The saddle between “Twelve Flags Peak” and Morgan is only 240-320' deep by the contours on the Mt. Morgan 7.5' USGS quadrangle, but I measured it at 340' with my altimeter over a very short period of time in stable weather.

Getting There

Take 395 to Tom’s Place, then turn south on Rock Creek Road and follow this to Rock Creek Lake. Turn left at the lake and drive to the parking lot on the east shore and the Tamarack Lakes Trailhead (9700'+). Climb up the Tamarack Lakes Trail for 2 miles to Kenneth Lake, then take the side trail to Francis Lake (10,840'+). From here, it’s a class 1 scramble up the drainage to the broad north slopes of Mt. Morgan. You’ll want to stay to your right (west) on the way up these slopes if you’re climbing Morgan, but the route to “Twelve Flags Peak” follows the east side of the upper slopes toward the latter peak’s serrated west ridge (class 3).
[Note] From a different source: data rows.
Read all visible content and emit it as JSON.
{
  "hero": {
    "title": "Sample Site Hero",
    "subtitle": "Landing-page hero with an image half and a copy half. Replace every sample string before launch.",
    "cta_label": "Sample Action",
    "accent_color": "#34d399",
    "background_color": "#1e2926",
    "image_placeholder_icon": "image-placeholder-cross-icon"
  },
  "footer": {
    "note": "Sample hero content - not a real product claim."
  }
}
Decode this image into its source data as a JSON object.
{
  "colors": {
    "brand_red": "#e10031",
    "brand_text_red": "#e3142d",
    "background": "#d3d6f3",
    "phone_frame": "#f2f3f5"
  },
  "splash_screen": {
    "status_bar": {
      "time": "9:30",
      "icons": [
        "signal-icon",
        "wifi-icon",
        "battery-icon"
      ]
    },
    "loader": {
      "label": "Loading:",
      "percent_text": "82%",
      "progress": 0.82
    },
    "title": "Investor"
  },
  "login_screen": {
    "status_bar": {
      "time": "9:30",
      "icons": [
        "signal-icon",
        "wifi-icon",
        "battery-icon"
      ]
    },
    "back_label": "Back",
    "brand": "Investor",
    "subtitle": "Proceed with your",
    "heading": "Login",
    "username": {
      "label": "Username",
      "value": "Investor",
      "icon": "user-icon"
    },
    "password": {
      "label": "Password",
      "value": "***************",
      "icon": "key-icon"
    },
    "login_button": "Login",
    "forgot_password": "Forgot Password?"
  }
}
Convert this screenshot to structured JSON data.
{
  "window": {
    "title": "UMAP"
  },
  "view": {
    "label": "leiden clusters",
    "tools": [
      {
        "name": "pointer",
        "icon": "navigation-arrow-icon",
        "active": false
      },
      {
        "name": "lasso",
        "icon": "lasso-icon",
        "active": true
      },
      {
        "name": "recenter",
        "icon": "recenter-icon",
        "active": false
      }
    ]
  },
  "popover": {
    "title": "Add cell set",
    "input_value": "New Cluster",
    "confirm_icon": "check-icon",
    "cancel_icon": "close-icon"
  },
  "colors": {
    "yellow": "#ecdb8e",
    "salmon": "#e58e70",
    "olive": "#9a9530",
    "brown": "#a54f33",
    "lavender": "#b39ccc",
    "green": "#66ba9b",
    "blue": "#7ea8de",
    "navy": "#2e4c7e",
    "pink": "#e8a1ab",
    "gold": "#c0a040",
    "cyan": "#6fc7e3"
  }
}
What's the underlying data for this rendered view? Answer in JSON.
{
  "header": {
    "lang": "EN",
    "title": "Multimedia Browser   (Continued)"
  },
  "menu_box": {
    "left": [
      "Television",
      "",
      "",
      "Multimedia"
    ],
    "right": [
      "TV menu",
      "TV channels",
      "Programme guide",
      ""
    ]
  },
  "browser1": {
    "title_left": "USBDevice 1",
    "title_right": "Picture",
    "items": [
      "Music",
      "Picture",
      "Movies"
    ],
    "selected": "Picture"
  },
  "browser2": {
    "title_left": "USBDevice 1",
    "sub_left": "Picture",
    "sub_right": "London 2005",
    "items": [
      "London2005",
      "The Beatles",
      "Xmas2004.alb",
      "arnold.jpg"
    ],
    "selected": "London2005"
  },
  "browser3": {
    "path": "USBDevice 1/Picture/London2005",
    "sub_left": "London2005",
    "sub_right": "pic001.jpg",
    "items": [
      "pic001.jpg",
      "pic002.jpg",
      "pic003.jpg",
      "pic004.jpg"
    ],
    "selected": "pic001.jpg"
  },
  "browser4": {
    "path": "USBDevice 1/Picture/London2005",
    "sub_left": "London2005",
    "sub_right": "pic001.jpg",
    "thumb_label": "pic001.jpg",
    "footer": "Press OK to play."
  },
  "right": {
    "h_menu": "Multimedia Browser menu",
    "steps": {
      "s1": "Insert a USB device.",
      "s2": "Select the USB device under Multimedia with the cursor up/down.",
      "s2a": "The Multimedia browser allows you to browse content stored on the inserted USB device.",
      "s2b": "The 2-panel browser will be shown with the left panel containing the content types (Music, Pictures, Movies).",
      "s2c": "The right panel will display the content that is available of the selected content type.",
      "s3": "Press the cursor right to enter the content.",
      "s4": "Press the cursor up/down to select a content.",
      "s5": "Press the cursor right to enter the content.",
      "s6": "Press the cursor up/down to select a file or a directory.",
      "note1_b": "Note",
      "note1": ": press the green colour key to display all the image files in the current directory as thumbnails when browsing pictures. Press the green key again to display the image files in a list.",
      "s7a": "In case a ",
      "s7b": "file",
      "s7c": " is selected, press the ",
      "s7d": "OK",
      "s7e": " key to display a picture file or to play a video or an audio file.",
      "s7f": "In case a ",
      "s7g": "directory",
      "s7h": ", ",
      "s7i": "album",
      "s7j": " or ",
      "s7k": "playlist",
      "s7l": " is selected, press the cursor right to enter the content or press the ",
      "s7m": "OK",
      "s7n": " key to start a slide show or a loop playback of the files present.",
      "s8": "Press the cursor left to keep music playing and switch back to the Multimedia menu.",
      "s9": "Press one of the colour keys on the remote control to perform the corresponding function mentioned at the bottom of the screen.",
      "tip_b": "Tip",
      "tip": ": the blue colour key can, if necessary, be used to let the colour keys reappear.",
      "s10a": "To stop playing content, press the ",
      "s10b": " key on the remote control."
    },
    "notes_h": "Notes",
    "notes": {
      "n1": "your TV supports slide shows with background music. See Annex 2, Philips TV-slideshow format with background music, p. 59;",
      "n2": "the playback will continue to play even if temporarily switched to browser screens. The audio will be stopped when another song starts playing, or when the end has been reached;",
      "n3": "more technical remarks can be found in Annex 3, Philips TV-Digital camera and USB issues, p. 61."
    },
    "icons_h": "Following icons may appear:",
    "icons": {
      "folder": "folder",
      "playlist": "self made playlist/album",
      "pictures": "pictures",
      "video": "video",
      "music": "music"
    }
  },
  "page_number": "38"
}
I highly recommend R. J. Secor’s The High Sierra, Peaks Passes & Trails (now in its third edition). This is the definitive climbing guide to the Sierra and was the source for many of the details on my SummitPost pages.

Red Tape

Like most places in the Sierra, you need a Wilderness Permit for overnight camping in the summer. The Tamarack Lakes trail isn’t nearly as popular as the trails heading up into Little Lakes Valley, though.

Detailed information on permits, regulations and trailhead access can be found on Matthew Holliman’s excellent Eastern Sierra logistics page.


You can easily bag Mt. Morgan, “Twelve Flags Peak” and “Wheeler Peak” on the same trip. Climb the first two from Francis Lake (as noted above), then move your camp to lovely Dorothy Lake (10,480'+) to make it easier to access the north end of the Wheeler Ridge.


"Twelve Flags Peak"